God hides in every experience that we have and is revealed as the Consciousness that enables us to have these experiences of seeing, hearing, talking, thinking, feeling etc. Let us take the example of seeing an object and try to understand this experience in four stages.

 1.  Here is a coffee-cup that I am seeing right now.

 2. Is it just a coffee-cup? Well, think deeply: Is it just a coffee-cup or an experience of coffee-cup? Yes! I am seeing a coffee-cup. Thus just by two logical steps, we see that it is shallow to think of an object independently. The observer (or the subject) has to come into picture.

Tuesday, February 11, 2020

Deification of the World

By Abhijeet Kislay

The great gift that Swami Vivekananda brought with his angle of the Vedantic teachings was to practicalize Vedanta so that it can be held as an ideal even by a common man. One major step in this regard can be seen in his lecture titled “God in Everything” delivered in London in 1896.

Some excerpts clarify how he elucidated Vedanta for modern times:

“Here I can only lay before you what the Vedanta seeks to teach, and that is the deification of the world. The Vedanta does not in reality denounce the world. The ideal of renunciation nowhere attains such a height as in the teachings of the Vedanta. But, at the same time, dry suicidal advice is not intended; it really means deification of the world -- giving up the world as we think of it, as we know it, as it appears to us -- and to know what it really is. Deify it; it is God alone.”

Then he beautifully explains the above with a common everyday example for a householder:

We have to cover  everything with the Lord Himself, not by a false sort of optimism, not by blinding our eyes to the evil, but by really seeing God in everything.

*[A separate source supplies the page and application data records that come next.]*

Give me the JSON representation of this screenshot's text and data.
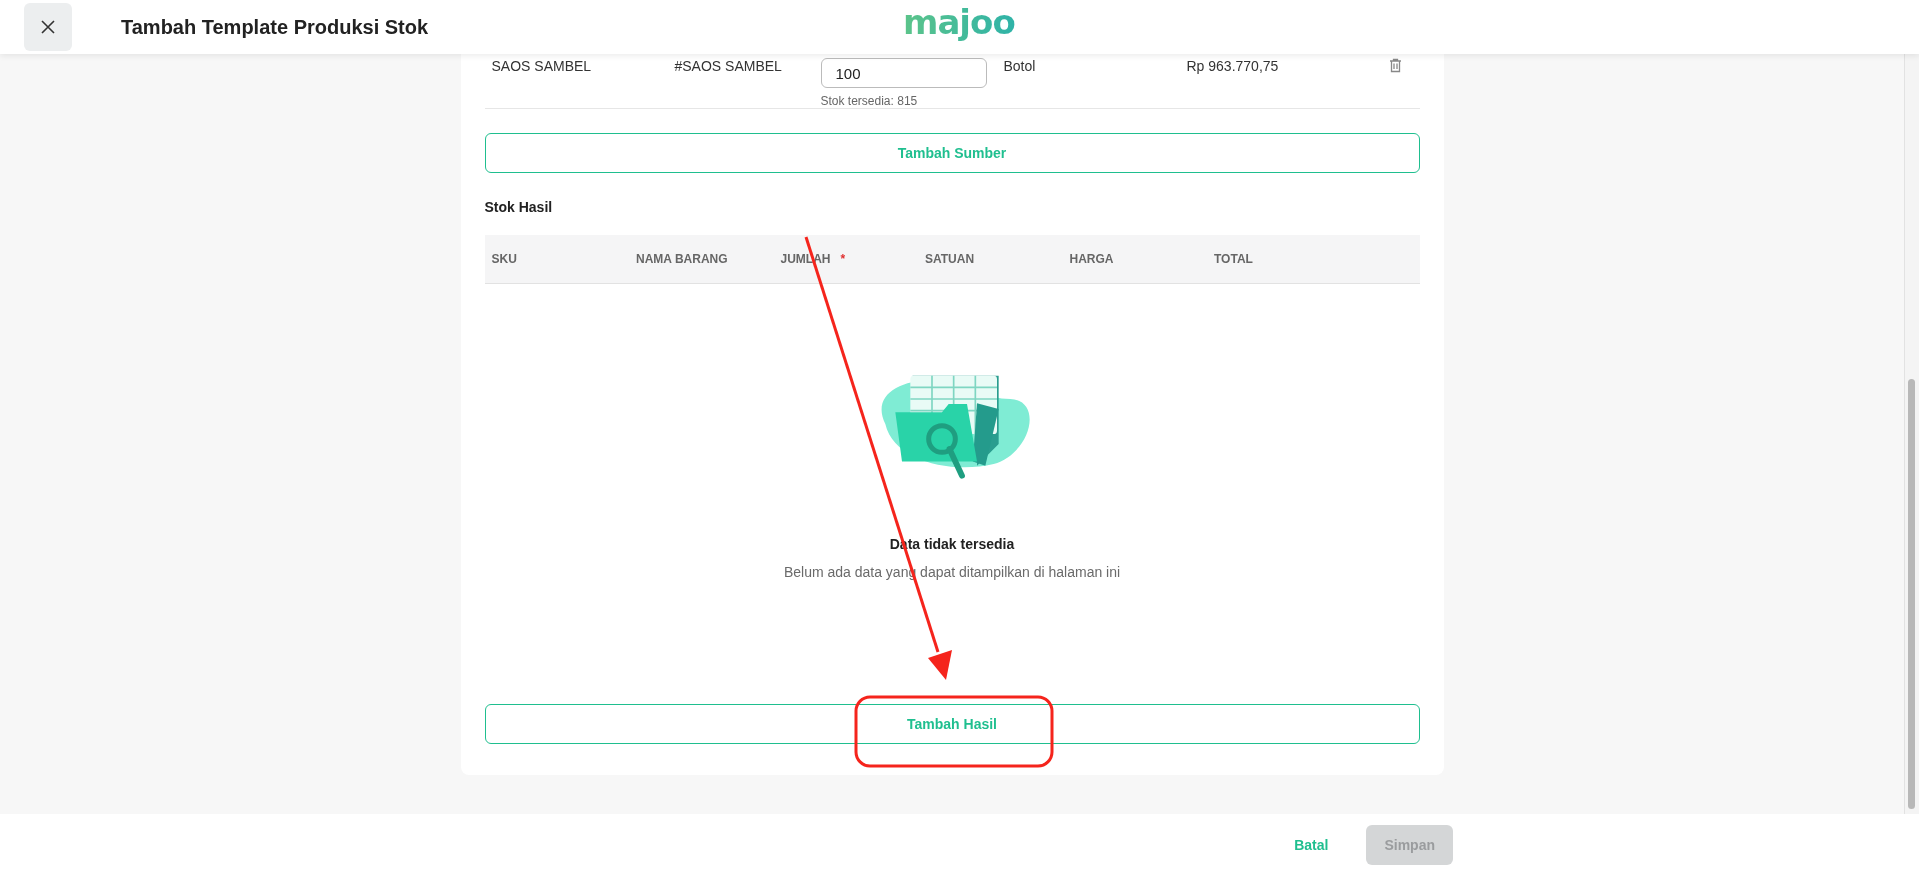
{
  "header": {
    "title": "Tambah Template Produksi Stok",
    "logo": "majoo"
  },
  "source_row": {
    "name": "SAOS SAMBEL",
    "sku": "#SAOS SAMBEL",
    "quantity": "100",
    "stock_hint": "Stok tersedia: 815",
    "unit": "Botol",
    "price": "Rp 963.770,75"
  },
  "add_source_button": "Tambah Sumber",
  "result_section": {
    "title": "Stok Hasil",
    "columns": [
      {
        "label": "SKU"
      },
      {
        "label": "NAMA BARANG"
      },
      {
        "label": "JUMLAH",
        "marker": "*"
      },
      {
        "label": "SATUAN"
      },
      {
        "label": "HARGA"
      },
      {
        "label": "TOTAL"
      }
    ],
    "empty_title": "Data tidak tersedia",
    "empty_message": "Belum ada data yang dapat ditampilkan di halaman ini",
    "add_button": "Tambah Hasil"
  },
  "footer": {
    "buttons": [
      {
        "label": "Batal",
        "kind": "link",
        "disabled": false
      },
      {
        "label": "Simpan",
        "kind": "primary",
        "disabled": true
      }
    ]
  }
}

What is meant? You can have your wife; it does not mean that you are to abandon her, but that you are to see God in the wife. Give up your children; what does that mean? To turn them out of doors, as some human brutes do in every country? Certainly not. That is diabolism; it is not religion. But see God in your children. So, in everything. In life and in death, in happiness and in misery, the Lord is equally present.”

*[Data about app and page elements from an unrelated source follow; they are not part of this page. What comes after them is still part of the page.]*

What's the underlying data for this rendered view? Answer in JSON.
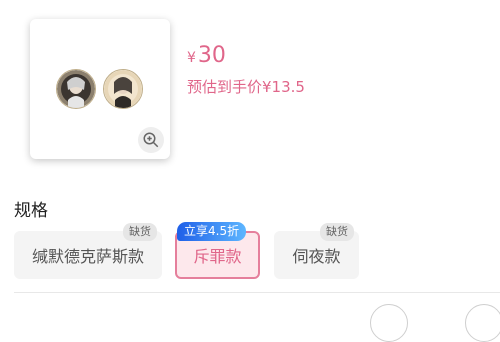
{
  "product": {
    "image_icon": "badge-pair-image",
    "zoom_icon": "zoom-in-icon"
  },
  "price": {
    "currency": "¥",
    "value": "30",
    "estimated": "预估到手价¥13.5"
  },
  "specs": {
    "title": "规格",
    "options": [
      {
        "label": "缄默德克萨斯款",
        "tag": "缺货"
      },
      {
        "label": "斥罪款",
        "promo": "立享4.5折",
        "selected": true
      },
      {
        "label": "伺夜款",
        "tag": "缺货"
      }
    ]
  },
  "colors": {
    "accent": "#e0668a",
    "promo_start": "#1f5fe8",
    "promo_end": "#5db6ff"
  }
}
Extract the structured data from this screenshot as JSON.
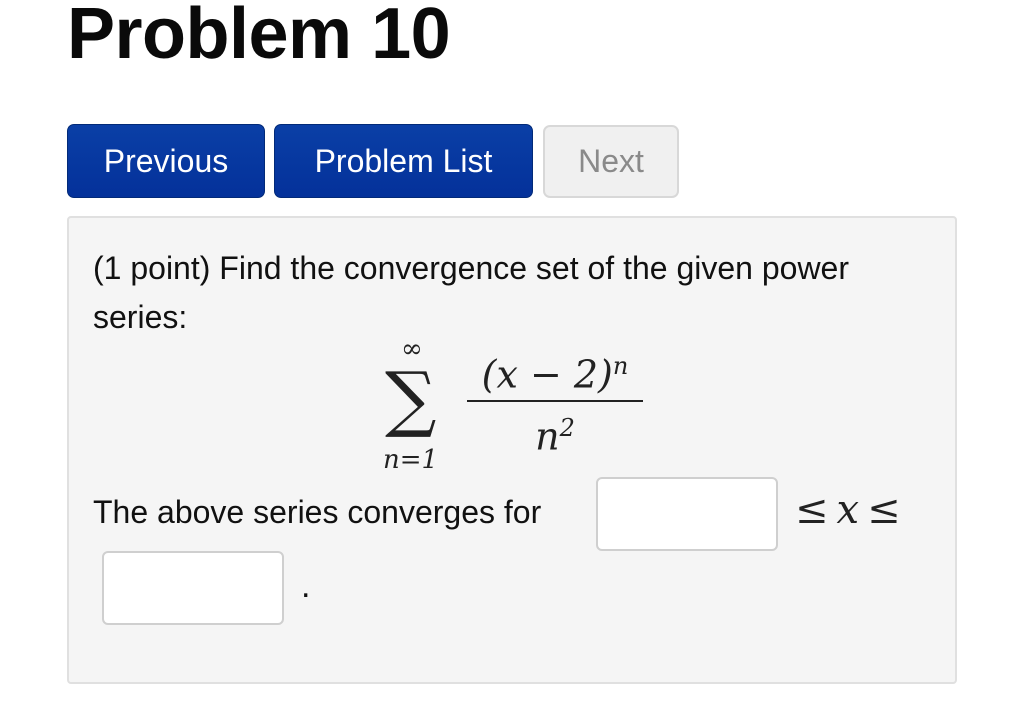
{
  "page": {
    "title": "Problem 10"
  },
  "nav": {
    "previous_label": "Previous",
    "problem_list_label": "Problem List",
    "next_label": "Next"
  },
  "problem": {
    "text": "(1 point) Find the convergence set of the given power series:",
    "formula": {
      "sum_upper": "∞",
      "sum_symbol": "∑",
      "sum_lower": "n=1",
      "numerator_base": "(x − 2)",
      "numerator_exponent": "n",
      "denominator_base": "n",
      "denominator_exponent": "2"
    },
    "answer_prompt": "The above series converges for",
    "lower_bound_value": "",
    "upper_bound_value": "",
    "inequality_left": "≤",
    "inequality_var": "x",
    "inequality_right": "≤",
    "trailing_period": "."
  },
  "colors": {
    "primary_button": "#04319a",
    "disabled_button": "#f0f0f0",
    "panel_background": "#f5f5f5"
  }
}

Monday, February 3, 2020

The Power of Philosophy

By Abhijeet Kislay 

A great Swami used to say time and again that: “Academic philosophers are puzzled by their books, but the Real Philosophers are puzzled by life that surrounds them.”

Philosophy achieves this because it is but a concentrated mixture of Principled Truths that have come into existence after deep realizations that humans have gotten over last thousands of centuries. (At least this definition of philosophy is the one that interests me and will be discussed in this post.) 

One way to test a statement as Truth (or Principle) vs. intellectual-jumble is to see if the same principle can hold true through the test of time and space. And when these truths are put into our lives, these gives us tools to rely on!

In this post, we will try to don the hat of a Real Philosopher and see some insights from this kind of philosophy.

Monday, January 27, 2020

The Dichotomy of the Ego Function of the Mind

 By Abhijeet Kislay

As per the small booklet “The MIND and its control” by Swami Budhananda, the mind in its functional aspect has four faculties:
1.  Manas is that modification of the internal instrument (antahkarana) which considers the pros and cons of a subject. 
2.  Buddhi is that modification of the internal instrument which determines. 
3.  Citta is that modification of the internal instrument which remembers. 
4.  Ahamkara is that modification of the inner instrument which is characterized by self-consciousness.
The Ahamkara (translated as Ego in English) is the function of the mind which tries to appropriate actions done by various parts of the body-mind to a central Identity (the small self). This function of the mind, as such, is not a bad thing. It is because of this function that we can as a unified single perform actions in the world.

A simple example would be:
  
While working say in the office, we don’t say that, “Oh it is my hand that is typing the document and it is my eyes that is reviewing the email.” Rather, we say that I typed the document and I reviewed the email.